DALLAS (CBSDFW.COM) – A man being held in the Dallas County jail on a murder charge will soon be released after the Dallas Police Department lost data that could have included evidence in his criminal case.
Jonathan Pitts, who pleaded not guilty to the 2019 murder, was set to go on trial Thursday.
But on that same day, Dallas County records show the prosecutor filed a motion to delay the trial.
In his motion, the prosecutor said after discussing with the lead detective in the case, “It was learned the potential data has been deleted from his k-drive.”
Pitts’ attorney, George Ashford, said Friday that he was told some of the evidence in their case may have been mistakenly deleted and that the detective won’t know until an audit is completed.
Pitts will have to wear an ankle monitor.
It comes after this week’s disclosure Dallas PD lost eight terabytes of data as it was being moved into long-term storage.
Dallas County DA John Creuzot publicly disclosed the situation this week in a memo. He was out of town Friday and declined comment.
In his memo, Creuzot revealed the city of Dallas had only notified him about the situation on Aug. 6, while the city became aware of it April 5.

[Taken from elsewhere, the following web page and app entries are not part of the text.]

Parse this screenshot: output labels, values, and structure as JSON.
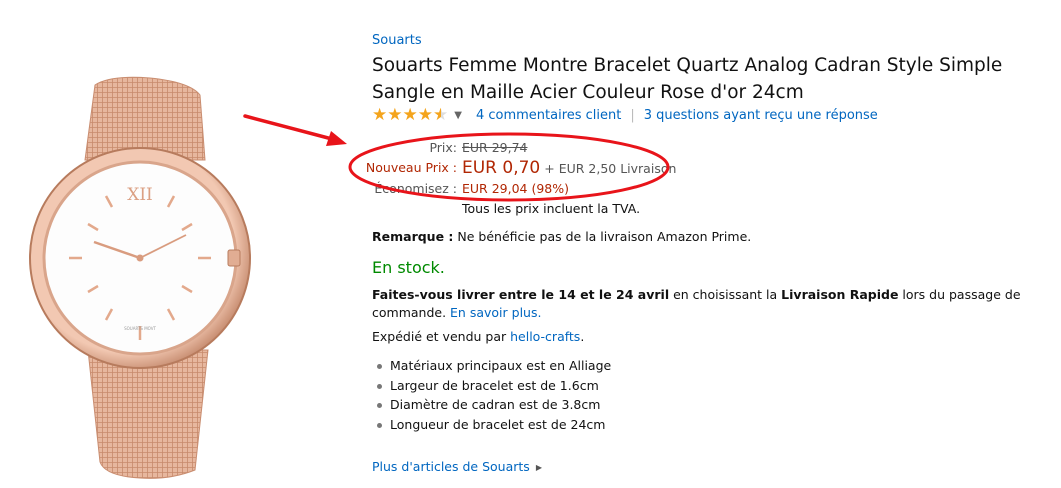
{
  "product": {
    "brand": "Souarts",
    "title": "Souarts Femme Montre Bracelet Quartz Analog Cadran Style Simple Sangle en Maille Acier Couleur Rose d'or 24cm",
    "rating": 4.5,
    "reviews_link": "4 commentaires client",
    "questions_link": "3 questions ayant reçu une réponse"
  },
  "price": {
    "old_label": "Prix:",
    "old_value": "EUR 29,74",
    "new_label": "Nouveau Prix :",
    "new_value": "EUR 0,70",
    "shipping": "+ EUR 2,50 Livraison",
    "save_label": "Économisez :",
    "save_value": "EUR 29,04 (98%)",
    "tva": "Tous les prix incluent la TVA."
  },
  "remark": {
    "label": "Remarque :",
    "text": " Ne bénéficie pas de la livraison Amazon Prime."
  },
  "stock": "En stock.",
  "delivery": {
    "bold1": "Faites-vous livrer entre le 14 et le 24 avril",
    "text1": " en choisissant la ",
    "bold2": "Livraison Rapide",
    "text2": " lors du passage de commande. ",
    "link": "En savoir plus."
  },
  "seller": {
    "text": "Expédié et vendu par ",
    "link": "hello-crafts",
    "suffix": "."
  },
  "features": [
    "Matériaux principaux est en Alliage",
    "Largeur de bracelet est de 1.6cm",
    "Diamètre de cadran est de 3.8cm",
    "Longueur de bracelet est de 24cm"
  ],
  "more_link": "Plus d'articles de Souarts",
  "colors": {
    "link": "#0066c0",
    "price_red": "#b12704",
    "stock_green": "#008a00",
    "star": "#f4a41c",
    "annotation_red": "#e8141a",
    "rose_gold": "#e0a98d"
  },
  "icons": [
    "star-icon",
    "chevron-down-icon",
    "chevron-right-icon",
    "red-arrow-annotation",
    "red-ellipse-annotation",
    "watch-image"
  ]
}
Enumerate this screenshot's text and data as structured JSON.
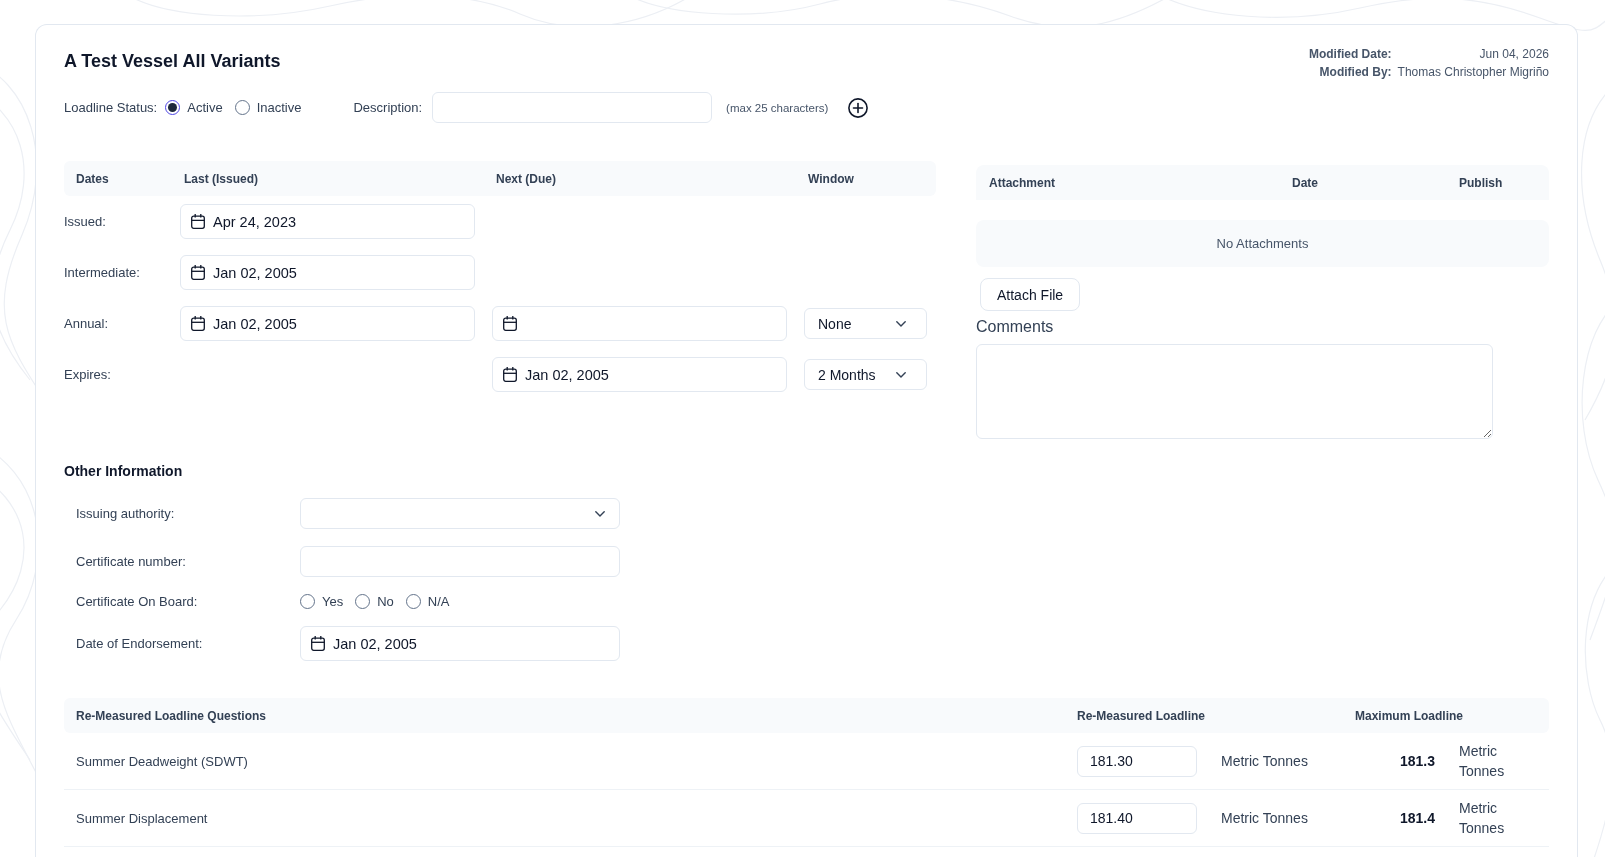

Toby Shook, a defense attorney in Dallas, worked as a prosecutor for the Dallas District Attorney’s Office for 23 years, and served as the Chief of the Felony Trial Division. “This could be a very serious issue. This is a really big red flag if you’re a defense attorney. You have to determine if there’s evidence, interviews, potentially exculpatory evidence that’s been lost by DPD.”
He said the delay in reporting the situation to the DA’s office is troubling. “It would be very concerning for the DA’s office to get late notice for one, and then to try to determine exactly what kind of data breach we have.”
Dallas Mayor Eric Johnson said this week he was blindsided by the disclosure. He said residents deserve an explanation.
Council member Paula Blackmon, who worked at City Hall for two previous mayors, Tom Leppert and Mike Rawlings, expressed concern the mayor was never told by city staff.
She said former City Manager Mary Suhm always notified them when something urgent came up. “That was the mantra, no surprises. She didn’t want to be blind-sided and she didn’t want to the Mayor, nor her city council to be blind-sided. I think that’s the alarming part of this is why people were not notified.”
The city said it was the intention to fully evaluate whether the data was recoverable or not to know the full extent of the problem, if any.
But Blackmon said the mayor and council members should still have been given a heads up. “You basically should say this happened. Give us a week to get details. Give us a month to get details. We don’t know what this means.”
CBS 11 News requested an interview with a city administrator about this but didn’t hear back.